Source data
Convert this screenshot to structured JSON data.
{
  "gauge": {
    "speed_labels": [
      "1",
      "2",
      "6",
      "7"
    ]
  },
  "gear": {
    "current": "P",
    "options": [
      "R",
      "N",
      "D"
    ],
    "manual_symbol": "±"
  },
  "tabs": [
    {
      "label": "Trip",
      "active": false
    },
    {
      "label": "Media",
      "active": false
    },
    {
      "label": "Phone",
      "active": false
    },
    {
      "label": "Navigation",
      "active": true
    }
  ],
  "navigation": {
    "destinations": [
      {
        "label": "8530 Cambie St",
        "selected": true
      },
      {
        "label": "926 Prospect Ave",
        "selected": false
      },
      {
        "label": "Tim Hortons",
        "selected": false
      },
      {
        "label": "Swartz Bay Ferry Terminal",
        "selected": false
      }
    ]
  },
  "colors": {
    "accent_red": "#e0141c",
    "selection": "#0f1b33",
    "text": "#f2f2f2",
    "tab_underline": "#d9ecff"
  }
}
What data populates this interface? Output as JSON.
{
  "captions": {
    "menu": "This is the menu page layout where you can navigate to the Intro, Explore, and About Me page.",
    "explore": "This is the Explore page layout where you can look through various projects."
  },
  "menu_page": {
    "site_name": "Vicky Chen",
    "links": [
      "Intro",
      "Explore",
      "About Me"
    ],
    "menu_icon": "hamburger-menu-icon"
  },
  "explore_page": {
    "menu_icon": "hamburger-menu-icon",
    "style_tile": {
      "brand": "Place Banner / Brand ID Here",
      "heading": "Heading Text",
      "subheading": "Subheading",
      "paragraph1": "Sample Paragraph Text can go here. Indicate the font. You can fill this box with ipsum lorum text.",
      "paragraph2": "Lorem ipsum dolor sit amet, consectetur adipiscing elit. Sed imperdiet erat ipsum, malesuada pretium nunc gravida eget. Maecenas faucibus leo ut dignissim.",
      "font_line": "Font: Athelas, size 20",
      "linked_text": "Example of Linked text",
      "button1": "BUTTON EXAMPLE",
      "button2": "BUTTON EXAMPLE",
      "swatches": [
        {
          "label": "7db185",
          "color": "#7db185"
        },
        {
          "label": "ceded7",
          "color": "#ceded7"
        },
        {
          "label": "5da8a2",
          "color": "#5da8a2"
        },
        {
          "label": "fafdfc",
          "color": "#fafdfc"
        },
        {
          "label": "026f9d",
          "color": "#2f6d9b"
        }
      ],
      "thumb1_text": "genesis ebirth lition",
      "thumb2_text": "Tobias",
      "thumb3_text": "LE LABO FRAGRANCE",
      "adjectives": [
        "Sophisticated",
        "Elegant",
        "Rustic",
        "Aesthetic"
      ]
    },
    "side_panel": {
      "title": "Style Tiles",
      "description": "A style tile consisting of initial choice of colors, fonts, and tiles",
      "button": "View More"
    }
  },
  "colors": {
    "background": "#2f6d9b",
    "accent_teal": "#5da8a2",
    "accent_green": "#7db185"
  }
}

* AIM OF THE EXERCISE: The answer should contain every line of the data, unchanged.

* EXERCISE SOLUTION:
Convert this screenshot to structured JSON data.
{
  "gauge": {
    "speed_labels": [
      "1",
      "2",
      "6",
      "7"
    ]
  },
  "gear": {
    "current": "P",
    "options": [
      "R",
      "N",
      "D"
    ],
    "manual_symbol": "±"
  },
  "tabs": [
    {
      "label": "Trip",
      "active": false
    },
    {
      "label": "Media",
      "active": false
    },
    {
      "label": "Phone",
      "active": false
    },
    {
      "label": "Navigation",
      "active": true
    }
  ],
  "navigation": {
    "destinations": [
      {
        "label": "8530 Cambie St",
        "selected": true
      },
      {
        "label": "926 Prospect Ave",
        "selected": false
      },
      {
        "label": "Tim Hortons",
        "selected": false
      },
      {
        "label": "Swartz Bay Ferry Terminal",
        "selected": false
      }
    ]
  },
  "colors": {
    "accent_red": "#e0141c",
    "selection": "#0f1b33",
    "text": "#f2f2f2",
    "tab_underline": "#d9ecff"
  }
}
What data populates this interface? Output as JSON.
{
  "captions": {
    "menu": "This is the menu page layout where you can navigate to the Intro, Explore, and About Me page.",
    "explore": "This is the Explore page layout where you can look through various projects."
  },
  "menu_page": {
    "site_name": "Vicky Chen",
    "links": [
      "Intro",
      "Explore",
      "About Me"
    ],
    "menu_icon": "hamburger-menu-icon"
  },
  "explore_page": {
    "menu_icon": "hamburger-menu-icon",
    "style_tile": {
      "brand": "Place Banner / Brand ID Here",
      "heading": "Heading Text",
      "subheading": "Subheading",
      "paragraph1": "Sample Paragraph Text can go here. Indicate the font. You can fill this box with ipsum lorum text.",
      "paragraph2": "Lorem ipsum dolor sit amet, consectetur adipiscing elit. Sed imperdiet erat ipsum, malesuada pretium nunc gravida eget. Maecenas faucibus leo ut dignissim.",
      "font_line": "Font: Athelas, size 20",
      "linked_text": "Example of Linked text",
      "button1": "BUTTON EXAMPLE",
      "button2": "BUTTON EXAMPLE",
      "swatches": [
        {
          "label": "7db185",
          "color": "#7db185"
        },
        {
          "label": "ceded7",
          "color": "#ceded7"
        },
        {
          "label": "5da8a2",
          "color": "#5da8a2"
        },
        {
          "label": "fafdfc",
          "color": "#fafdfc"
        },
        {
          "label": "026f9d",
          "color": "#2f6d9b"
        }
      ],
      "thumb1_text": "genesis ebirth lition",
      "thumb2_text": "Tobias",
      "thumb3_text": "LE LABO FRAGRANCE",
      "adjectives": [
        "Sophisticated",
        "Elegant",
        "Rustic",
        "Aesthetic"
      ]
    },
    "side_panel": {
      "title": "Style Tiles",
      "description": "A style tile consisting of initial choice of colors, fonts, and tiles",
      "button": "View More"
    }
  },
  "colors": {
    "background": "#2f6d9b",
    "accent_teal": "#5da8a2",
    "accent_green": "#7db185"
  }
}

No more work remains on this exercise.